▶ _EXERCISE BRIEF_
Your response should consist of every entry, unchanged.
(DATA FOR THE TASK begins)
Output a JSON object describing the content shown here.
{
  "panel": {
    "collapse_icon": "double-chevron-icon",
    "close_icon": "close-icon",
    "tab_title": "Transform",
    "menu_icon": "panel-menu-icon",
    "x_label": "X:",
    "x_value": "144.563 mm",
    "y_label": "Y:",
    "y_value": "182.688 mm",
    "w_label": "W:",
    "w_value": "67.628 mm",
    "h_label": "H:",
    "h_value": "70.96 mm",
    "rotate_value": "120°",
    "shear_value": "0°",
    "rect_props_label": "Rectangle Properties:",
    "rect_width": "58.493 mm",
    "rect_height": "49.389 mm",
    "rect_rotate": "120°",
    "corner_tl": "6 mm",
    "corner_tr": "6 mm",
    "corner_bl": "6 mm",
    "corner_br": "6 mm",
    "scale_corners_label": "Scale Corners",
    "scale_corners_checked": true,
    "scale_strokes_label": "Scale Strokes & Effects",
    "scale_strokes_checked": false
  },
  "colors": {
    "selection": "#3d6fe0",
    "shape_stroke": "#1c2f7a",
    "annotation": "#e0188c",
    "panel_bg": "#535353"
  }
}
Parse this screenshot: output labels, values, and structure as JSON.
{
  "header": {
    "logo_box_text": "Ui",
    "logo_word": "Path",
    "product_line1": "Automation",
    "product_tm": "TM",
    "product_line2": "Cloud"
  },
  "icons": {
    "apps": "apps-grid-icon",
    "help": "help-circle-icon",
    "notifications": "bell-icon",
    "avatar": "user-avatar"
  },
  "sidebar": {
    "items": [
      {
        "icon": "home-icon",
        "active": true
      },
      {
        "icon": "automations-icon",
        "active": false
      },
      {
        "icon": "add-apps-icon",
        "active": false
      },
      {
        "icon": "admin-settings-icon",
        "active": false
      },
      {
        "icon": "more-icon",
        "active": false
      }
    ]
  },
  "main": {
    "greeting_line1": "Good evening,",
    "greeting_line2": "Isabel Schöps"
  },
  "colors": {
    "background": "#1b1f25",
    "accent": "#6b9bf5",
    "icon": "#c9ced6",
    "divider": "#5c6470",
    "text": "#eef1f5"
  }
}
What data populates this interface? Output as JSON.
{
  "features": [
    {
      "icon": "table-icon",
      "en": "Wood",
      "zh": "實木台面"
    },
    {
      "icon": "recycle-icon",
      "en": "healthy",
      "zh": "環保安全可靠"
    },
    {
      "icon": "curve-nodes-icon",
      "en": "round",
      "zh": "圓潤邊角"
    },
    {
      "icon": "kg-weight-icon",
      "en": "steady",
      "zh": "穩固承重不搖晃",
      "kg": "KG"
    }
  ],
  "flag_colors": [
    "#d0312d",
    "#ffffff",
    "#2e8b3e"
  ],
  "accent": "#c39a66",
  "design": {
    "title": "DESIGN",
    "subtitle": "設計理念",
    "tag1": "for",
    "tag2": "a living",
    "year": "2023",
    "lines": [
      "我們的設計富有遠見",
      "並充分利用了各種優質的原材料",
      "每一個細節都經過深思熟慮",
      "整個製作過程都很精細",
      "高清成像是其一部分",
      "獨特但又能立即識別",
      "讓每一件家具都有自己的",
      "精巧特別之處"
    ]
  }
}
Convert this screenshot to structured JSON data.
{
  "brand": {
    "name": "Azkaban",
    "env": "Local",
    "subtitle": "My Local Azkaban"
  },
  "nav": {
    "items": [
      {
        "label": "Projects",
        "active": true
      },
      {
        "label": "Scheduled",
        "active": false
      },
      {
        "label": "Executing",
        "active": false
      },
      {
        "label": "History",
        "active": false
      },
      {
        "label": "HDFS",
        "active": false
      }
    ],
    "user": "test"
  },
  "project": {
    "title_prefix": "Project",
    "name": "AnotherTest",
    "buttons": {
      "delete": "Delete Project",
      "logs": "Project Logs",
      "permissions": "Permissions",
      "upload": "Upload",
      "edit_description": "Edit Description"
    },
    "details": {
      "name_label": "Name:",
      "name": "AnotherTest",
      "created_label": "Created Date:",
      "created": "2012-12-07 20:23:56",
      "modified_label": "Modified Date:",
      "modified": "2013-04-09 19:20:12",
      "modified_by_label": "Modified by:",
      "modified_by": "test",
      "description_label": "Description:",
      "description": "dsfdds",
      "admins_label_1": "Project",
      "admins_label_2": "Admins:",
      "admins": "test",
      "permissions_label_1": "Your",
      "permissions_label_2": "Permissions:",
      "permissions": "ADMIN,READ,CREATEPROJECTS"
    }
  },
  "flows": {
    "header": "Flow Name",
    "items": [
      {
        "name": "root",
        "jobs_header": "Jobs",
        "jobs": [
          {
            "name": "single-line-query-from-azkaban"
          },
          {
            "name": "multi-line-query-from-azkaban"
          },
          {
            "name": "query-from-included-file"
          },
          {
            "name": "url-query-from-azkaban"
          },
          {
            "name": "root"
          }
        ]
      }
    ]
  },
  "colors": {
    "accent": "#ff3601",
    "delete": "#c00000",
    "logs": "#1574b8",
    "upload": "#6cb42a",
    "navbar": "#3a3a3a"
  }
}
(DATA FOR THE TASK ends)
▶ _EXERCISE OUTPUT_
Output a JSON object describing the content shown here.
{
  "panel": {
    "collapse_icon": "double-chevron-icon",
    "close_icon": "close-icon",
    "tab_title": "Transform",
    "menu_icon": "panel-menu-icon",
    "x_label": "X:",
    "x_value": "144.563 mm",
    "y_label": "Y:",
    "y_value": "182.688 mm",
    "w_label": "W:",
    "w_value": "67.628 mm",
    "h_label": "H:",
    "h_value": "70.96 mm",
    "rotate_value": "120°",
    "shear_value": "0°",
    "rect_props_label": "Rectangle Properties:",
    "rect_width": "58.493 mm",
    "rect_height": "49.389 mm",
    "rect_rotate": "120°",
    "corner_tl": "6 mm",
    "corner_tr": "6 mm",
    "corner_bl": "6 mm",
    "corner_br": "6 mm",
    "scale_corners_label": "Scale Corners",
    "scale_corners_checked": true,
    "scale_strokes_label": "Scale Strokes & Effects",
    "scale_strokes_checked": false
  },
  "colors": {
    "selection": "#3d6fe0",
    "shape_stroke": "#1c2f7a",
    "annotation": "#e0188c",
    "panel_bg": "#535353"
  }
}
Parse this screenshot: output labels, values, and structure as JSON.
{
  "header": {
    "logo_box_text": "Ui",
    "logo_word": "Path",
    "product_line1": "Automation",
    "product_tm": "TM",
    "product_line2": "Cloud"
  },
  "icons": {
    "apps": "apps-grid-icon",
    "help": "help-circle-icon",
    "notifications": "bell-icon",
    "avatar": "user-avatar"
  },
  "sidebar": {
    "items": [
      {
        "icon": "home-icon",
        "active": true
      },
      {
        "icon": "automations-icon",
        "active": false
      },
      {
        "icon": "add-apps-icon",
        "active": false
      },
      {
        "icon": "admin-settings-icon",
        "active": false
      },
      {
        "icon": "more-icon",
        "active": false
      }
    ]
  },
  "main": {
    "greeting_line1": "Good evening,",
    "greeting_line2": "Isabel Schöps"
  },
  "colors": {
    "background": "#1b1f25",
    "accent": "#6b9bf5",
    "icon": "#c9ced6",
    "divider": "#5c6470",
    "text": "#eef1f5"
  }
}
What data populates this interface? Output as JSON.
{
  "features": [
    {
      "icon": "table-icon",
      "en": "Wood",
      "zh": "實木台面"
    },
    {
      "icon": "recycle-icon",
      "en": "healthy",
      "zh": "環保安全可靠"
    },
    {
      "icon": "curve-nodes-icon",
      "en": "round",
      "zh": "圓潤邊角"
    },
    {
      "icon": "kg-weight-icon",
      "en": "steady",
      "zh": "穩固承重不搖晃",
      "kg": "KG"
    }
  ],
  "flag_colors": [
    "#d0312d",
    "#ffffff",
    "#2e8b3e"
  ],
  "accent": "#c39a66",
  "design": {
    "title": "DESIGN",
    "subtitle": "設計理念",
    "tag1": "for",
    "tag2": "a living",
    "year": "2023",
    "lines": [
      "我們的設計富有遠見",
      "並充分利用了各種優質的原材料",
      "每一個細節都經過深思熟慮",
      "整個製作過程都很精細",
      "高清成像是其一部分",
      "獨特但又能立即識別",
      "讓每一件家具都有自己的",
      "精巧特別之處"
    ]
  }
}
Convert this screenshot to structured JSON data.
{
  "brand": {
    "name": "Azkaban",
    "env": "Local",
    "subtitle": "My Local Azkaban"
  },
  "nav": {
    "items": [
      {
        "label": "Projects",
        "active": true
      },
      {
        "label": "Scheduled",
        "active": false
      },
      {
        "label": "Executing",
        "active": false
      },
      {
        "label": "History",
        "active": false
      },
      {
        "label": "HDFS",
        "active": false
      }
    ],
    "user": "test"
  },
  "project": {
    "title_prefix": "Project",
    "name": "AnotherTest",
    "buttons": {
      "delete": "Delete Project",
      "logs": "Project Logs",
      "permissions": "Permissions",
      "upload": "Upload",
      "edit_description": "Edit Description"
    },
    "details": {
      "name_label": "Name:",
      "name": "AnotherTest",
      "created_label": "Created Date:",
      "created": "2012-12-07 20:23:56",
      "modified_label": "Modified Date:",
      "modified": "2013-04-09 19:20:12",
      "modified_by_label": "Modified by:",
      "modified_by": "test",
      "description_label": "Description:",
      "description": "dsfdds",
      "admins_label_1": "Project",
      "admins_label_2": "Admins:",
      "admins": "test",
      "permissions_label_1": "Your",
      "permissions_label_2": "Permissions:",
      "permissions": "ADMIN,READ,CREATEPROJECTS"
    }
  },
  "flows": {
    "header": "Flow Name",
    "items": [
      {
        "name": "root",
        "jobs_header": "Jobs",
        "jobs": [
          {
            "name": "single-line-query-from-azkaban"
          },
          {
            "name": "multi-line-query-from-azkaban"
          },
          {
            "name": "query-from-included-file"
          },
          {
            "name": "url-query-from-azkaban"
          },
          {
            "name": "root"
          }
        ]
      }
    ]
  },
  "colors": {
    "accent": "#ff3601",
    "delete": "#c00000",
    "logs": "#1574b8",
    "upload": "#6cb42a",
    "navbar": "#3a3a3a"
  }
}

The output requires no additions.